Identifying a Good Team Member
As I discussed in my previous article, hiring the right core team is important for your business’ success. To build the right team, you must be capable of identifying a good team member for your business by being able to recognise the individual’s traits and whether they will suit the role.
Being adaptable in a job is a crucial skill to have, because there are always changes occurring in the workplace as well as in the industry. These changes can be the arrival of new competitors, shifts in the economy, new contributors entering the business and a change of business priorities. A team member who can adapt to these changes while continuing to provide high quality of work is an important team member to have.
A good team member is not someone who will resist change, but rather accept it and adapt to it in whatever way is necessary for your business. Is your candidate at ease with the unknown elements of their potential job? Are they comfortable with learning new skills or adjusting their focus to achieving different goals?
A candidate who demonstrates this level of flexibility is someone you can be confident will adapt to the changes in your business and industry. It’s good to provide one and have a position description for the role offered to begin with, but be very clear on the adaptability front when hiring. New businesses can’t operate well unless team members are adaptable and ready to commit for more within their roles.
Another important trait to look out for is the ability to take initiative and complete work without encouragement from yourself or others. A good team member is self-motivated, and will complete their work with great enthusiasm and interest. Self-motivation can lend to the team member’s adaptability, as these team members often possess the drive to grow with the business through shifting their goals and being open to learning new skills. As a leader driving the show, remember a small pat on the back goes a long way for most deserving individuals, and must be practised all times.
Identifying a good team member can often be a trial-and-error process. To be honest, if you get it right 50% of the time, you are doing better than most corporations and institutions. While there are many factors to take into consideration, such as the candidate’s experience and hard skills, being adaptable to constant change can only be experienced once the candidate has been hired.
I have always rated good attitude and adaptability above hard skills. In most cases, these technical skills can be learned and experience can be gained. A flexible and self-motivated team member will be quick to learn the ins and outs of your business so that they help you achieve business targets.

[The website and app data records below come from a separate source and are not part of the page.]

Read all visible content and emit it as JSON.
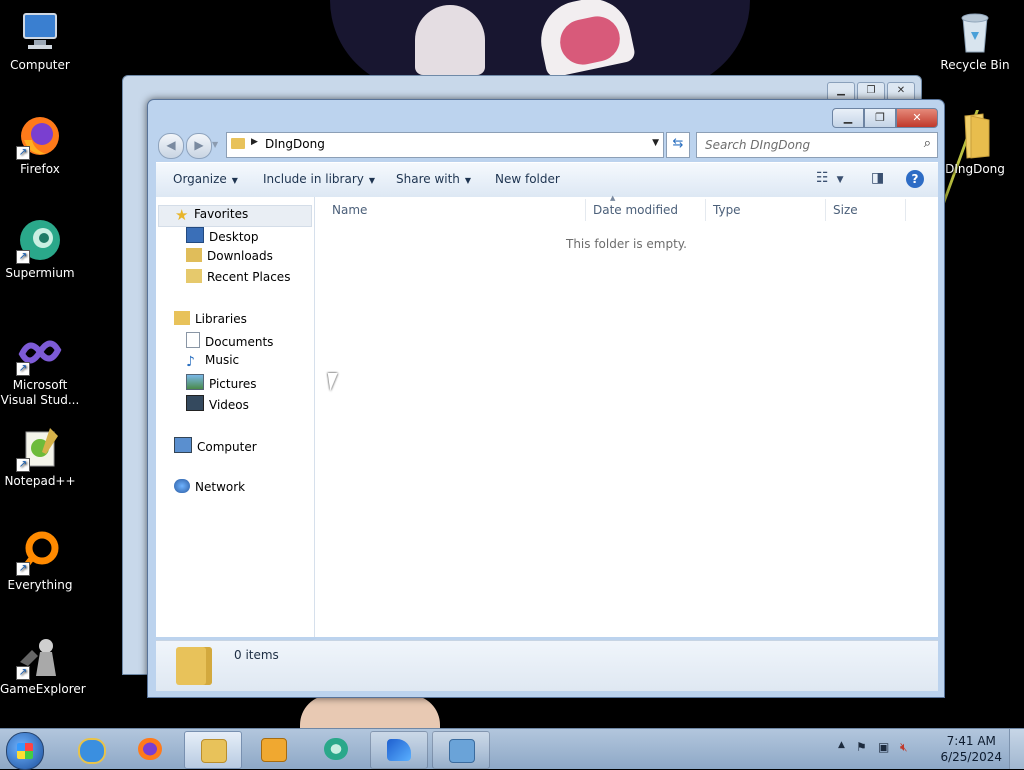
{
  "desktop": {
    "icons_left": [
      {
        "label": "Computer",
        "icon": "computer-icon"
      },
      {
        "label": "Firefox",
        "icon": "firefox-icon"
      },
      {
        "label": "Supermium",
        "icon": "supermium-icon"
      },
      {
        "label": "Microsoft Visual Stud...",
        "icon": "visual-studio-icon"
      },
      {
        "label": "Notepad++",
        "icon": "notepadpp-icon"
      },
      {
        "label": "Everything",
        "icon": "everything-icon"
      },
      {
        "label": "GameExplorer",
        "icon": "gameexplorer-icon"
      }
    ],
    "icons_right": [
      {
        "label": "Recycle Bin",
        "icon": "recycle-bin-icon"
      },
      {
        "label": "DIngDong",
        "icon": "folder-icon"
      }
    ]
  },
  "explorer": {
    "address_path": "DIngDong",
    "search_placeholder": "Search DIngDong",
    "toolbar": {
      "organize": "Organize",
      "include_in_library": "Include in library",
      "share_with": "Share with",
      "new_folder": "New folder"
    },
    "nav": {
      "favorites": "Favorites",
      "desktop": "Desktop",
      "downloads": "Downloads",
      "recent_places": "Recent Places",
      "libraries": "Libraries",
      "documents": "Documents",
      "music": "Music",
      "pictures": "Pictures",
      "videos": "Videos",
      "computer": "Computer",
      "network": "Network"
    },
    "columns": {
      "name": "Name",
      "date_modified": "Date modified",
      "type": "Type",
      "size": "Size"
    },
    "empty_message": "This folder is empty.",
    "item_count": "0 items"
  },
  "taskbar": {
    "apps": [
      "internet-explorer-icon",
      "firefox-icon",
      "file-explorer-icon",
      "media-player-icon",
      "supermium-icon",
      "app-icon",
      "control-panel-icon"
    ],
    "clock_time": "7:41 AM",
    "clock_date": "6/25/2024"
  },
  "colors": {
    "accent": "#2d6cc5",
    "window_frame": "#bcd3ee",
    "close_button": "#c0392b",
    "folder": "#e8c25a"
  }
}
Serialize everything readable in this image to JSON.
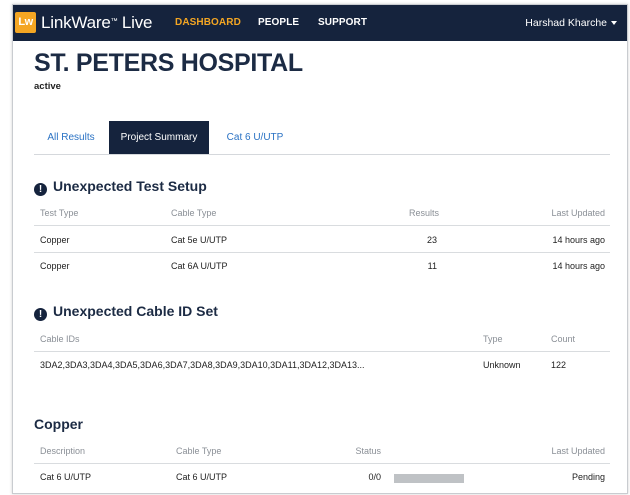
{
  "nav": {
    "logo": "Lw",
    "brand": "LinkWare",
    "brand_tm": "™",
    "brand_suffix": " Live",
    "items": [
      {
        "label": "DASHBOARD",
        "active": true
      },
      {
        "label": "PEOPLE",
        "active": false
      },
      {
        "label": "SUPPORT",
        "active": false
      }
    ],
    "user": "Harshad Kharche"
  },
  "page": {
    "title": "ST. PETERS HOSPITAL",
    "status": "active"
  },
  "tabs": [
    {
      "label": "All Results",
      "selected": false
    },
    {
      "label": "Project Summary",
      "selected": true
    },
    {
      "label": "Cat 6 U/UTP",
      "selected": false
    }
  ],
  "unexpected_test_setup": {
    "heading": "Unexpected Test Setup",
    "columns": [
      "Test Type",
      "Cable Type",
      "Results",
      "Last Updated"
    ],
    "rows": [
      {
        "test_type": "Copper",
        "cable_type": "Cat 5e U/UTP",
        "results": "23",
        "last_updated": "14 hours ago"
      },
      {
        "test_type": "Copper",
        "cable_type": "Cat 6A U/UTP",
        "results": "11",
        "last_updated": "14 hours ago"
      }
    ]
  },
  "unexpected_cable_id_set": {
    "heading": "Unexpected Cable ID Set",
    "columns": [
      "Cable IDs",
      "Type",
      "Count"
    ],
    "rows": [
      {
        "cable_ids": "3DA2,3DA3,3DA4,3DA5,3DA6,3DA7,3DA8,3DA9,3DA10,3DA11,3DA12,3DA13...",
        "type": "Unknown",
        "count": "122"
      }
    ]
  },
  "copper": {
    "heading": "Copper",
    "columns": [
      "Description",
      "Cable Type",
      "Status",
      "Last Updated"
    ],
    "rows": [
      {
        "description": "Cat 6 U/UTP",
        "cable_type": "Cat 6 U/UTP",
        "status": "0/0",
        "progress": 0,
        "last_updated": "Pending"
      }
    ]
  },
  "colors": {
    "nav_bg": "#15233d",
    "accent": "#f4a623",
    "link": "#2a72c4"
  }
}
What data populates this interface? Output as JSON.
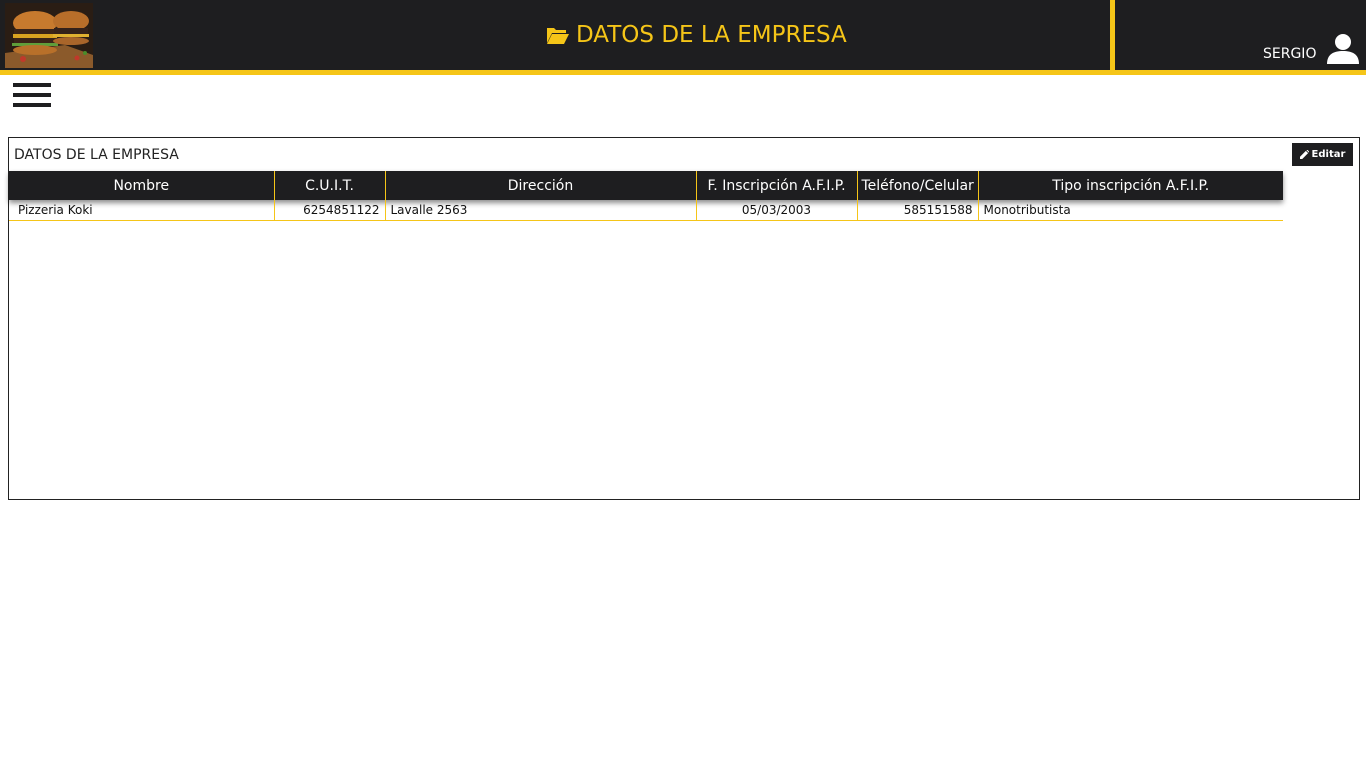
{
  "header": {
    "title": "DATOS DE LA EMPRESA",
    "title_icon": "folder-open-icon",
    "user_name": "SERGIO",
    "user_icon": "user-icon",
    "logo": "burger-logo",
    "colors": {
      "bar": "#1e1e20",
      "accent": "#f5c518"
    }
  },
  "panel": {
    "title": "DATOS DE LA EMPRESA",
    "edit_label": "Editar",
    "edit_icon": "pencil-icon"
  },
  "table": {
    "columns": [
      "Nombre",
      "C.U.I.T.",
      "Dirección",
      "F. Inscripción A.F.I.P.",
      "Teléfono/Celular",
      "Tipo inscripción A.F.I.P."
    ],
    "rows": [
      [
        "Pizzeria Koki",
        "6254851122",
        "Lavalle 2563",
        "05/03/2003",
        "585151588",
        "Monotributista"
      ]
    ]
  }
}
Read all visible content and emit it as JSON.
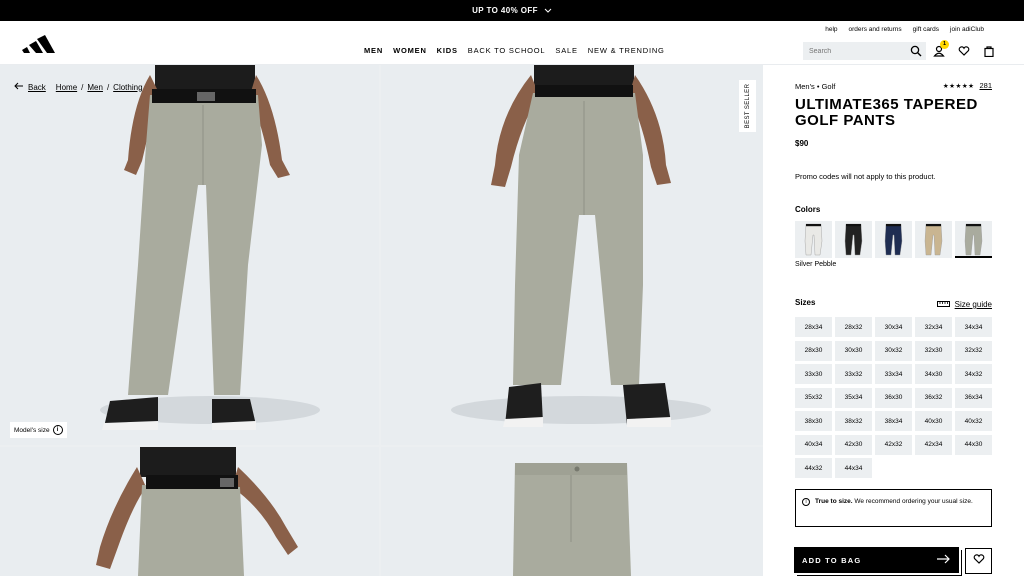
{
  "promo_bar": {
    "text": "UP TO 40% OFF"
  },
  "header": {
    "utility_links": [
      "help",
      "orders and returns",
      "gift cards",
      "join adiClub"
    ],
    "nav": [
      {
        "label": "MEN",
        "bold": true
      },
      {
        "label": "WOMEN",
        "bold": true
      },
      {
        "label": "KIDS",
        "bold": true
      },
      {
        "label": "BACK TO SCHOOL",
        "bold": false
      },
      {
        "label": "SALE",
        "bold": false
      },
      {
        "label": "NEW & TRENDING",
        "bold": false
      }
    ],
    "search_placeholder": "Search",
    "account_badge": "1"
  },
  "gallery": {
    "back_label": "Back",
    "breadcrumb": [
      "Home",
      "Men",
      "Clothing"
    ],
    "badge": "BEST SELLER",
    "model_size_label": "Model's size",
    "icons": [
      "back-arrow-icon",
      "info-icon"
    ]
  },
  "product": {
    "category": "Men's • Golf",
    "rating_stars": "★★★★★",
    "rating": 5,
    "review_count": "281",
    "title": "ULTIMATE365 TAPERED GOLF PANTS",
    "price": "$90",
    "promo_note": "Promo codes will not apply to this product.",
    "colors_heading": "Colors",
    "colors": [
      {
        "hex": "#e9e9e6"
      },
      {
        "hex": "#222222"
      },
      {
        "hex": "#1f2d52"
      },
      {
        "hex": "#c9b591"
      },
      {
        "hex": "#a9ab9e",
        "selected": true
      }
    ],
    "selected_color": "Silver Pebble",
    "sizes_heading": "Sizes",
    "size_guide": "Size guide",
    "sizes": [
      "28x34",
      "28x32",
      "30x34",
      "32x34",
      "34x34",
      "28x30",
      "30x30",
      "30x32",
      "32x30",
      "32x32",
      "33x30",
      "33x32",
      "33x34",
      "34x30",
      "34x32",
      "35x32",
      "35x34",
      "36x30",
      "36x32",
      "36x34",
      "38x30",
      "38x32",
      "38x34",
      "40x30",
      "40x32",
      "40x34",
      "42x30",
      "42x32",
      "42x34",
      "44x30",
      "44x32",
      "44x34"
    ],
    "fit_bold": "True to size.",
    "fit_text": " We recommend ordering your usual size.",
    "add_to_bag": "ADD TO BAG"
  },
  "theme": {
    "accent": "#000000",
    "badge_color": "#ffd700",
    "background": "#eceff1",
    "pant_color": "#a9ab9e"
  }
}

In my experience, I can say that you can mould certain aspects of a team member’s characteristics, but changing their basic DNA is almost impossible. Either they have it or they don’t. In short, it’s futile to try changing people. If you are not hiring out of convenience, there is a lot out there to choose from – keep looking and don’t settle or make near-enough choices.